Pump. Motor. Discharge Pressure Gauge. Discharge Pipe. Static or Standing. Water Level. Pump Head. Ground Water. Ground

Energy Efficiency Technologies – Air Source Heat Pump vs. Ground
Here ˙m is the mass flow rate of refrigerant, Δ h is the enthalpy change of refrigerant, U is termed the overall heat

Comfortable, high-efficiency heat pump with desiccant-coated, water
Jan 12, 2017 - Here, we report on a desiccant-enhanced, direct expansion heat pump based on a water-sorbing heat exchang

medium geothermal heat pump
Jun 16, 2015 - Open Access. Download PDF ... Keywords : geothermal heat pumps (GHP); renewable energy sources (RES); eff

Factsheet Heat Pump and Heat Recovery Technologies
All refrigeration equipment (i.e. air-conditioners, chillers etc.) can be classified as heat pumps. However, in engineer

efficiency calculation pump
China Slurry Pump, Gravel Pump, Sand Pump supplier -. / Get Price.
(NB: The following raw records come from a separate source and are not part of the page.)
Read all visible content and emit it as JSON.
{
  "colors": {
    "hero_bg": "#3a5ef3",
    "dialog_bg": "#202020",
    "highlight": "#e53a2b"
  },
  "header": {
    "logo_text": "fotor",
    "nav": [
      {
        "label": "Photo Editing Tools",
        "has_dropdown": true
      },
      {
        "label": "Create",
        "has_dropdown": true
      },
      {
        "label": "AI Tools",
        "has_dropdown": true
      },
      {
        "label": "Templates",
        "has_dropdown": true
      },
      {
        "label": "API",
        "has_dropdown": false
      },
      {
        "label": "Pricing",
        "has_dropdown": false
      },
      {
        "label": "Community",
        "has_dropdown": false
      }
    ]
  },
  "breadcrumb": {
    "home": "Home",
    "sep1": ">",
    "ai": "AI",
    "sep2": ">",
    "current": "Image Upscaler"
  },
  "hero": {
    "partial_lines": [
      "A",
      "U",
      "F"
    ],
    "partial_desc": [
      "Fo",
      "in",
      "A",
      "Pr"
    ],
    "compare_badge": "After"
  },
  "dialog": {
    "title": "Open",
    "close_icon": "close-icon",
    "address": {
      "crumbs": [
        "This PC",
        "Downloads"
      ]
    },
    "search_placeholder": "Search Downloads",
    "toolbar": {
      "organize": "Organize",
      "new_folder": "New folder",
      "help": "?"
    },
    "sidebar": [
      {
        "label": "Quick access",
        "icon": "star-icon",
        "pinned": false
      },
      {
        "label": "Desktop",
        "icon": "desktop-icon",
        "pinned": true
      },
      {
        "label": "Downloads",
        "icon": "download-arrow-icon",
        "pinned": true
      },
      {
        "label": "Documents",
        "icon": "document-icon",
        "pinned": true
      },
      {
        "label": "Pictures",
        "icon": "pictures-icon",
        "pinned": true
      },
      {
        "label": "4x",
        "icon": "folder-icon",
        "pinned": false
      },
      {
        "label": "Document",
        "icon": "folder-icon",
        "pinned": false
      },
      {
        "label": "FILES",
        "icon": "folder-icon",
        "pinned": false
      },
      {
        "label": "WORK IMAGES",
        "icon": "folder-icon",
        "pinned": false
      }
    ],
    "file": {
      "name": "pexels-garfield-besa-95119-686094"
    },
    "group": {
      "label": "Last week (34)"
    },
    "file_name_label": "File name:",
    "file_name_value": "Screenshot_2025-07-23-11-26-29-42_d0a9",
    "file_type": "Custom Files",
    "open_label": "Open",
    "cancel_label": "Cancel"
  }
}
High Efficiency Horizontal Slurry Pump (Ehm-12st) FOB

Pump Efficiency - McNally Institute
When we discuss centrifugal pumps we are comparing the amount of work or power we get out of the pump to the amount of p

Irrigation Pump Efficiency - FarmPoint
Pump Efficiency is the water or liquid power divided by the power input at the pump shaft. • Principal causes of power

Pump Efficiency Calculator - FarmPoint
11, e) Maximum efficiency for typical irrigation pumps is 88%. 12. 13, 3) Electric Motor Efficiency. 14, The estimated e